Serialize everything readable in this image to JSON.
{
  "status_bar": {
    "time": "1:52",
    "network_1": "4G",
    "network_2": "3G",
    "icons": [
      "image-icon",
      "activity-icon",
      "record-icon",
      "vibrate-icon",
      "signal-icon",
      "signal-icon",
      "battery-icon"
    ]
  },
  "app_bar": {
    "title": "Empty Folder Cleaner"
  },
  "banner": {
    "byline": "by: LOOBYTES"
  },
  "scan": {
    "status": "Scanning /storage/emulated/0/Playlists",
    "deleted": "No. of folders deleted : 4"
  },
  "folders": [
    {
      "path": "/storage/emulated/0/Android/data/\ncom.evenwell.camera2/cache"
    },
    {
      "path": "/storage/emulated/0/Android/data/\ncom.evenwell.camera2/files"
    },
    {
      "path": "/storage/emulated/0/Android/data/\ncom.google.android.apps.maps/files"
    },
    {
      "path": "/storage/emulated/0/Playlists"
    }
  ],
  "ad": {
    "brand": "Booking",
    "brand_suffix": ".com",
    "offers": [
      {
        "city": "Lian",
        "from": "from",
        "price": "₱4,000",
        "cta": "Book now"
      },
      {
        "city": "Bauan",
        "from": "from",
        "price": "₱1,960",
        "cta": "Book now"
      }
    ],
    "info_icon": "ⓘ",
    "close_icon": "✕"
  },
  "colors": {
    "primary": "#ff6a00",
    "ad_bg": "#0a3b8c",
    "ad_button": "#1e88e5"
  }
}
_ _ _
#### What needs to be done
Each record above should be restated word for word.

#### Solution
Serialize everything readable in this image to JSON.
{
  "status_bar": {
    "time": "1:52",
    "network_1": "4G",
    "network_2": "3G",
    "icons": [
      "image-icon",
      "activity-icon",
      "record-icon",
      "vibrate-icon",
      "signal-icon",
      "signal-icon",
      "battery-icon"
    ]
  },
  "app_bar": {
    "title": "Empty Folder Cleaner"
  },
  "banner": {
    "byline": "by: LOOBYTES"
  },
  "scan": {
    "status": "Scanning /storage/emulated/0/Playlists",
    "deleted": "No. of folders deleted : 4"
  },
  "folders": [
    {
      "path": "/storage/emulated/0/Android/data/\ncom.evenwell.camera2/cache"
    },
    {
      "path": "/storage/emulated/0/Android/data/\ncom.evenwell.camera2/files"
    },
    {
      "path": "/storage/emulated/0/Android/data/\ncom.google.android.apps.maps/files"
    },
    {
      "path": "/storage/emulated/0/Playlists"
    }
  ],
  "ad": {
    "brand": "Booking",
    "brand_suffix": ".com",
    "offers": [
      {
        "city": "Lian",
        "from": "from",
        "price": "₱4,000",
        "cta": "Book now"
      },
      {
        "city": "Bauan",
        "from": "from",
        "price": "₱1,960",
        "cta": "Book now"
      }
    ],
    "info_icon": "ⓘ",
    "close_icon": "✕"
  },
  "colors": {
    "primary": "#ff6a00",
    "ad_bg": "#0a3b8c",
    "ad_button": "#1e88e5"
  }
}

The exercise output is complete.